In 2013, Microsoft recognized that the company would have to make some fundamental changes to compete in an industry that rewards fast-paced innovation. At the time, there were several product groups at Microsoft that not only operated in silos, but also viewed each other as competitors for resources and bonuses. An engineer on a product team in one division might discover something that could be useful in another division’s product but there was no incentive for the engineer to share what was learned with the other product team. To address this problem, and to promote teamwork across the organization, Microsoft replaced the product groups with four broad divisions based on lanctions that absolutely need to collaborate to get anything done. For comp!, a team responsible for developing a new Xbcoc would now likely include engineers from the devices and studio engineering division, the operating ,stems division, the applications division, and the cloud division. To support Microsoft’s new structure and emphasis on teamwork, the company redesigned two buildings at corporate headquarters. The corridors and private offices that once filled these buildings were completely torn out Now the buildings are filled with 1,e open shared rooms called neighborhood, which teams can customize using stipends provided by the company. There are smaller -focus” rooms and co, alcoves that employees can use when privacy is needed, but there are no private office. The buildings are light and airy, and are decorated with art and interesting objects that encourage employees to walk around and to meet and com-municate. Rather than e-mailing, employees ate encouraged to engage with each other in person and to connect in ways that are more spontaneous and rich.
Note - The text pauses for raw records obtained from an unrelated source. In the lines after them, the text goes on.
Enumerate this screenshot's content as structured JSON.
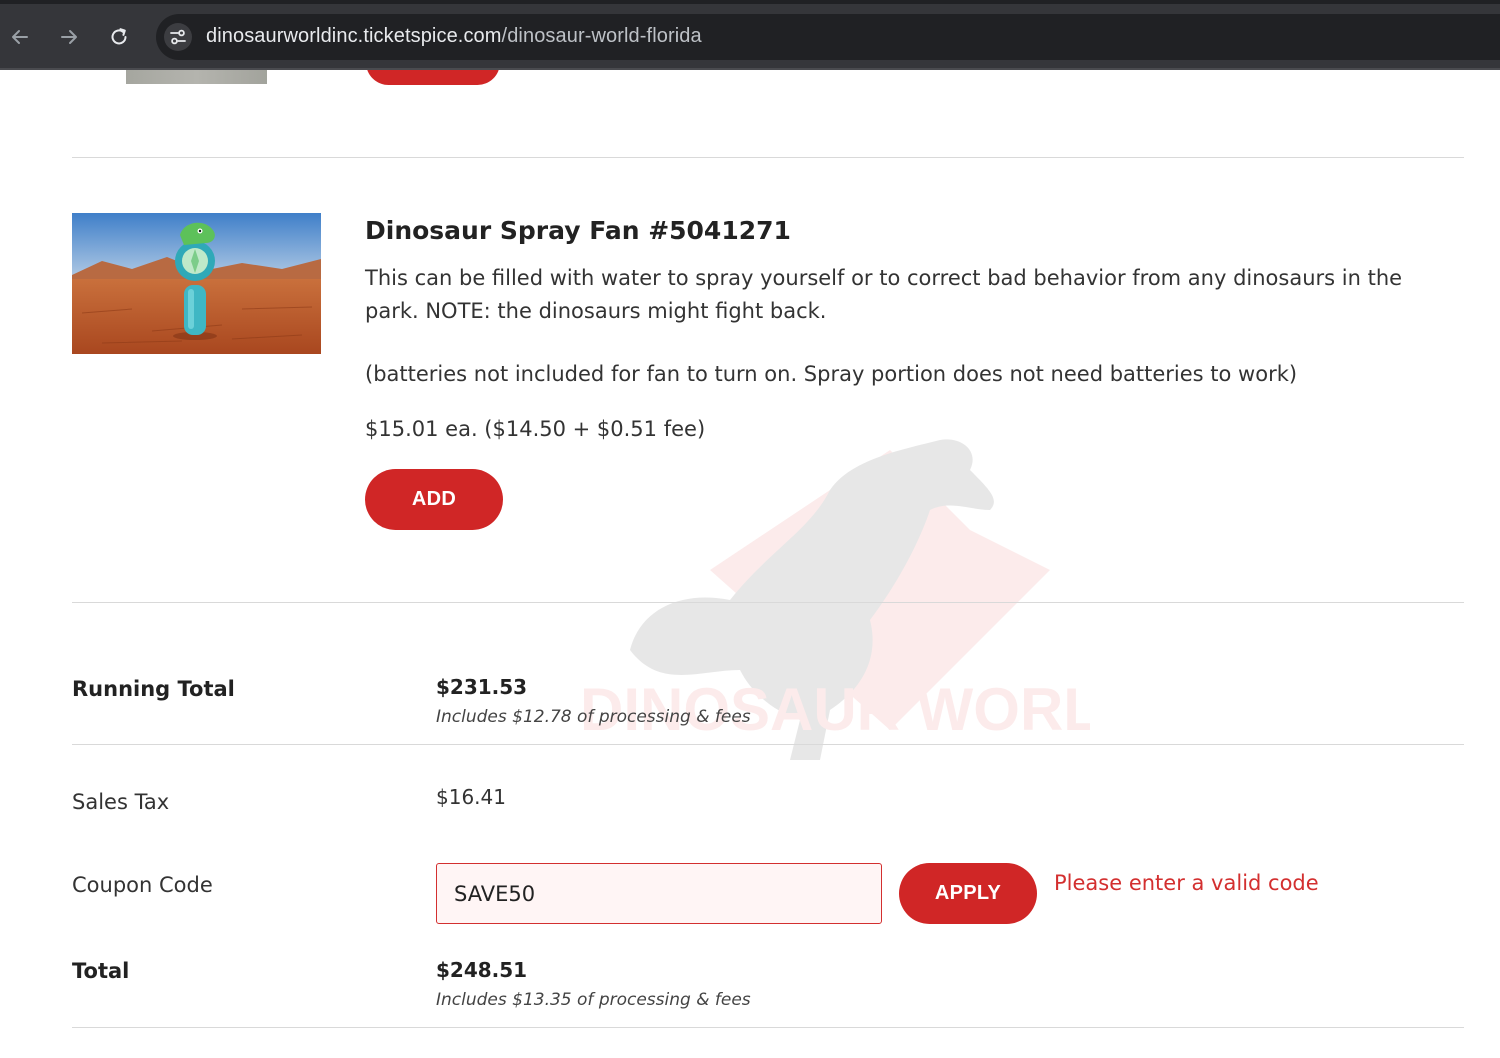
{
  "browser": {
    "url_host": "dinosaurworldinc.ticketspice.com",
    "url_path": "/dinosaur-world-florida"
  },
  "product": {
    "title": "Dinosaur Spray Fan #5041271",
    "description": "This can be filled with water to spray yourself or to correct bad behavior from any dinosaurs in the park. NOTE: the dinosaurs might fight back.",
    "note": "(batteries not included for fan to turn on. Spray portion does not need batteries to work)",
    "price": "$15.01 ea. ($14.50 + $0.51 fee)",
    "add_label": "ADD"
  },
  "summary": {
    "running_total": {
      "label": "Running Total",
      "value": "$231.53",
      "note": "Includes $12.78 of processing & fees"
    },
    "sales_tax": {
      "label": "Sales Tax",
      "value": "$16.41"
    },
    "coupon": {
      "label": "Coupon Code",
      "value": "SAVE50",
      "apply_label": "APPLY",
      "error": "Please enter a valid code"
    },
    "total": {
      "label": "Total",
      "value": "$248.51",
      "note": "Includes $13.35 of processing & fees"
    }
  },
  "watermark": {
    "text": "DINOSAUR WORLD"
  },
  "colors": {
    "accent_red": "#d02626",
    "error_red": "#d32f2f",
    "browser_bar": "#35363a",
    "omnibox": "#202124"
  },
  "icons": {
    "back": "arrow-left-icon",
    "forward": "arrow-right-icon",
    "reload": "reload-icon",
    "site_info": "tune-icon"
  }
}
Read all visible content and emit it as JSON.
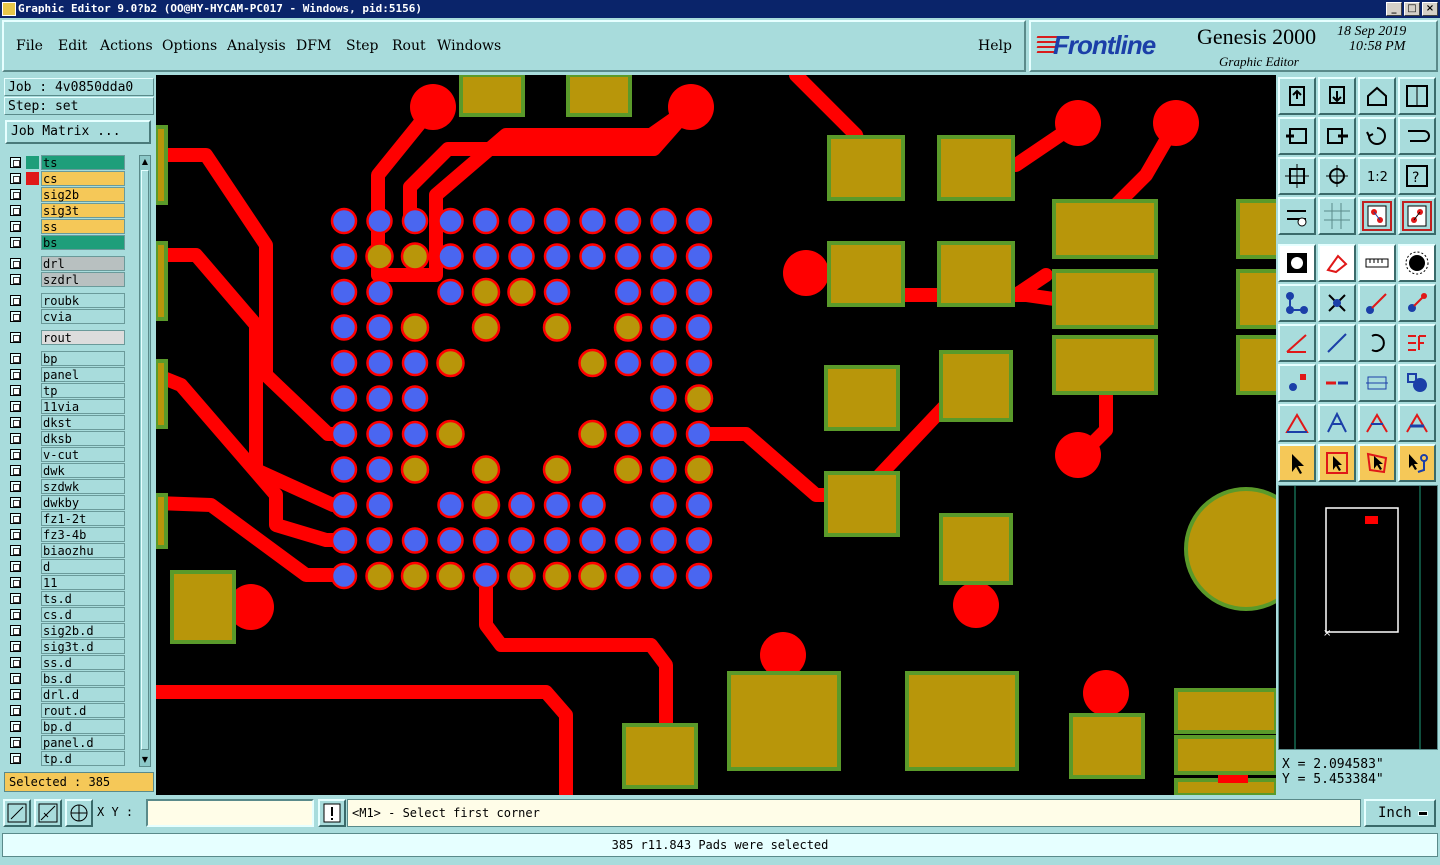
{
  "window": {
    "title": "Graphic Editor 9.0?b2 (OO@HY-HYCAM-PC017 - Windows, pid:5156)"
  },
  "menu": {
    "items": [
      {
        "label": "File"
      },
      {
        "label": "Edit"
      },
      {
        "label": "Actions"
      },
      {
        "label": "Options"
      },
      {
        "label": "Analysis"
      },
      {
        "label": "DFM"
      },
      {
        "label": "Step"
      },
      {
        "label": "Rout"
      },
      {
        "label": "Windows"
      },
      {
        "label": "Help"
      }
    ]
  },
  "brand": {
    "logo": "Frontline",
    "product": "Genesis 2000",
    "subtitle": "Graphic Editor",
    "date": "18 Sep 2019",
    "time": "10:58 PM"
  },
  "job": {
    "job_line": "Job : 4v0850dda0",
    "step_line": "Step: set",
    "matrix_button": "Job Matrix ..."
  },
  "layers": [
    {
      "name": "ts",
      "color": "#1e9e7a",
      "swatch": "#1e9e7a",
      "active": true
    },
    {
      "name": "cs",
      "color": "#f5c858",
      "swatch": "#e01818"
    },
    {
      "name": "sig2b",
      "color": "#f5c858"
    },
    {
      "name": "sig3t",
      "color": "#f5c858"
    },
    {
      "name": "ss",
      "color": "#f5c858"
    },
    {
      "name": "bs",
      "color": "#1e9e7a"
    },
    {
      "name": "drl",
      "color": "#b8c0c0"
    },
    {
      "name": "szdrl",
      "color": "#b8c0c0"
    },
    {
      "name": "roubk",
      "color": "#a8dcdc"
    },
    {
      "name": "cvia",
      "color": "#a8dcdc"
    },
    {
      "name": "rout",
      "color": "#dcdcdc"
    },
    {
      "name": "bp",
      "color": "#a8dcdc"
    },
    {
      "name": "panel",
      "color": "#a8dcdc"
    },
    {
      "name": "tp",
      "color": "#a8dcdc"
    },
    {
      "name": "11via",
      "color": "#a8dcdc"
    },
    {
      "name": "dkst",
      "color": "#a8dcdc"
    },
    {
      "name": "dksb",
      "color": "#a8dcdc"
    },
    {
      "name": "v-cut",
      "color": "#a8dcdc"
    },
    {
      "name": "dwk",
      "color": "#a8dcdc"
    },
    {
      "name": "szdwk",
      "color": "#a8dcdc"
    },
    {
      "name": "dwkby",
      "color": "#a8dcdc"
    },
    {
      "name": "fz1-2t",
      "color": "#a8dcdc"
    },
    {
      "name": "fz3-4b",
      "color": "#a8dcdc"
    },
    {
      "name": "biaozhu",
      "color": "#a8dcdc"
    },
    {
      "name": "d",
      "color": "#a8dcdc"
    },
    {
      "name": "11",
      "color": "#a8dcdc"
    },
    {
      "name": "ts.d",
      "color": "#a8dcdc"
    },
    {
      "name": "cs.d",
      "color": "#a8dcdc"
    },
    {
      "name": "sig2b.d",
      "color": "#a8dcdc"
    },
    {
      "name": "sig3t.d",
      "color": "#a8dcdc"
    },
    {
      "name": "ss.d",
      "color": "#a8dcdc"
    },
    {
      "name": "bs.d",
      "color": "#a8dcdc"
    },
    {
      "name": "drl.d",
      "color": "#a8dcdc"
    },
    {
      "name": "rout.d",
      "color": "#a8dcdc"
    },
    {
      "name": "bp.d",
      "color": "#a8dcdc"
    },
    {
      "name": "panel.d",
      "color": "#a8dcdc"
    },
    {
      "name": "tp.d",
      "color": "#a8dcdc"
    }
  ],
  "selection": {
    "label": "Selected : 385"
  },
  "coords": {
    "x": "X = 2.094583\"",
    "y": "Y = 5.453384\""
  },
  "bottom": {
    "xy_label": "X Y :",
    "xy_value": "",
    "prompt": "<M1> - Select first corner",
    "unit": "Inch"
  },
  "status": {
    "message": "385 r11.843 Pads were selected"
  },
  "colors": {
    "pad": "#b8960a",
    "pad_border": "#5a9a2a",
    "trace": "#ff0000",
    "selected_pad": "#4a66f0",
    "background": "#000000",
    "panel": "#a8dcdc"
  },
  "tool_icons": [
    "open-step-icon",
    "save-icon",
    "home-icon",
    "window-icon",
    "zoom-prev-icon",
    "zoom-next-icon",
    "undo-icon",
    "redraw-icon",
    "fit-icon",
    "zoom-in-icon",
    "one-to-one-icon",
    "help-icon",
    "snap-icon",
    "grid-icon",
    "feature-filter-icon",
    "net-select-icon",
    "pad-icon",
    "outline-icon",
    "ruler-icon",
    "circle-icon",
    "connect-icon",
    "cross-icon",
    "move-icon",
    "copy-icon",
    "measure-icon",
    "line-icon",
    "arc-icon",
    "text-icon",
    "point-icon",
    "dash-icon",
    "dimension-icon",
    "pattern-icon",
    "angle-icon",
    "arch-icon",
    "trace-icon",
    "slot-icon",
    "select-icon",
    "select-box-icon",
    "select-poly-icon",
    "route-icon"
  ]
}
Employees who may have never met face-to-face may run into each other at one of the coffee bars and discover they’re working on similar projects. Of course, the redesigned buildings may present the company and its employees with certain challenges. For example, some employees likely have a strong preference for privacy, or may be bothered by the distractions and interruptions from teammates. As another example, limited private space may make it less likely that employees speak up and challenge others on the team for fear that conflict will be exposed. Finally, because employees play an important role in the

design and development of their neighborhoods, they may not be as open to changing teams as projects evolve and the needs of the company change. 121 Describe how the building redesign is likely to influence process gain and process loss in the teams at Microsoft. 12.2 Describe how the changes at Microsoft have likely influenced team states. S2 What are the advantages and disadvantages of the building redesign with respect to com-munication? What can be done to mitigate potential disadvantages?
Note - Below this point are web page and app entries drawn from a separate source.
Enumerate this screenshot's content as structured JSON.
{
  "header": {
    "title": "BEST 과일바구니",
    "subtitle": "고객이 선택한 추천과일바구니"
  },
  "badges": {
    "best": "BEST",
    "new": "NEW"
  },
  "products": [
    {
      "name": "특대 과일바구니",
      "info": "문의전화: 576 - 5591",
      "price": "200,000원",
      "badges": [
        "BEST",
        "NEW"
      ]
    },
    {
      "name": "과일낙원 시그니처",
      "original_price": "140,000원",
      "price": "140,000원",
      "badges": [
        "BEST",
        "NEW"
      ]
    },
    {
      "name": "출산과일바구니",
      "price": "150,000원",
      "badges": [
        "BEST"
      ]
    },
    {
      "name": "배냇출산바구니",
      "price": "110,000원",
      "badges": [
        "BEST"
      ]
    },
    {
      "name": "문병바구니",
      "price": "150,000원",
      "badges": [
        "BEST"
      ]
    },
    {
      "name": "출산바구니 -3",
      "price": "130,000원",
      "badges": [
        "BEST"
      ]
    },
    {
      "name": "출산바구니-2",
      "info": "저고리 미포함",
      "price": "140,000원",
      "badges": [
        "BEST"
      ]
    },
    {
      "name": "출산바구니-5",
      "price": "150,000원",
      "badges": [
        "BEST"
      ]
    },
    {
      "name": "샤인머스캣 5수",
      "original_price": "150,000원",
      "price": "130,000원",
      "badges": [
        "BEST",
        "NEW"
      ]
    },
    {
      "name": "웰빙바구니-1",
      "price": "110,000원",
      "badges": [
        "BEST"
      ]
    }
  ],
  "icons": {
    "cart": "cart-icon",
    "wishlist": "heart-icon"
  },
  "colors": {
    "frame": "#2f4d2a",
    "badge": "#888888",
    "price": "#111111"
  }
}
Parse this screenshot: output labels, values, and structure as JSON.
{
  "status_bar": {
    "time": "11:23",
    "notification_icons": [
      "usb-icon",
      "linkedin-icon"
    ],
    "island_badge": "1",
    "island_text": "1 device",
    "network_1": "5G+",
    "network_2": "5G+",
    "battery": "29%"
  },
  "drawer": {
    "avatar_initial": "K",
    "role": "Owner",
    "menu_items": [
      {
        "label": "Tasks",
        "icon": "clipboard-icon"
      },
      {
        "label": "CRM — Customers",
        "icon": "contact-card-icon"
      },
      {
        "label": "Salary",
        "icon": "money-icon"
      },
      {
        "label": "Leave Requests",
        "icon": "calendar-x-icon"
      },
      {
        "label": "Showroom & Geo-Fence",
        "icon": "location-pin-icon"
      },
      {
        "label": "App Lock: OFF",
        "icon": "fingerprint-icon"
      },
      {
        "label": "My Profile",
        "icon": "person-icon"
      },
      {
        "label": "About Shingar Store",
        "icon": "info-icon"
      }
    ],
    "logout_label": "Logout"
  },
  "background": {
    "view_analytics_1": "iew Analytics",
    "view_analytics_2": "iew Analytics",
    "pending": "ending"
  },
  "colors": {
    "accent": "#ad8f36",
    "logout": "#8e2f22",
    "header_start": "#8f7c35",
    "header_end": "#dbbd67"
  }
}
As Zappos made its push toward holocracy, Hsieh decided to ramp up the efforts to an even higher levet “‘eat Hsieh sent out a 4,700 word e-mail to all employees entitled “Reinventing Zap-pos: The Road to TeaL” Teal, supposed to be the next stage of development after holocracy, is characterized as “A new kind of organization designed to enable ‘whole’ individuals (not narrow professional selves) to self-organize and self-manage to achieve an organic organizational purpose.” In the memo, Hsieh essentially told the remaining employees to get on board or get out Hsieh was not hap, with the progress that had been made up to that point and wrote, , order to eliminate the legacy management hierarchy, there will be effectively no more people managers.” John Bunch, the employee in charge of the move to teal say, “‘.a1 is the goal; holocracy is the system, Hsieh even went as far as to offer the equivalent of three months’ worth of salary to employ-ees who would quit the organization if they didn’t feel they could fit in. Over 200 employees (14 percent) took him up on the offer—a massive number of people given Zappos’s normal turn-over rate of 1 percent annually. Clearly, not everyone felt comfortable in an organization with no clear leadership structure and very little to no legitimate power. One departed employee call. holocracy “a social experiment [that] created chaos and uncertainty.” Others felt like ,ore employees are feeling like favoritism [and management issues are] becoming a bigger problem.” CEO Tony Hsieh remains undaunted. Hsieh says, “The one thing I’m absolutely sure of is that the future is about self-management, The move has not been bad for everyone. Less experienced individuals with less expertise have fell energized by their ability to speak up and have a voice. One employee whose prior boss blocked a job transfer stated that as soon as he figured holocracy out, “I was like. ‘Actually, my boss can’t tell me that. Jake McCrea, who teaches new hires about Zappos culture, states, “Holacracy is like a sport or a new language. You can read about it, you can hear people tell you about it, you won’t understand it until you start using it, Even through all the issues, Hsieh stated, “I’ve been surprised at how hard it is to let go of the psychological baggage. In retrospect I would have probably ripped off the Band-Aid sooner.” 13.1 Can an organization run effectively without leaders having some form of organizational power? 13.2 What types of influence would become more important under holocracy at Zappos? 13.3 Do you think leadership skills would be more or less important at Zappos under holm-racy? How so?

The time-sensitive and life cycle models of leadershp both potentially suggest that leaders should use different styles and behaviors for different followers. Can you think of any negative conseque3nces of that advice? How could these be managed?
What could be the potential “dark sides” to transformational leaderhsip?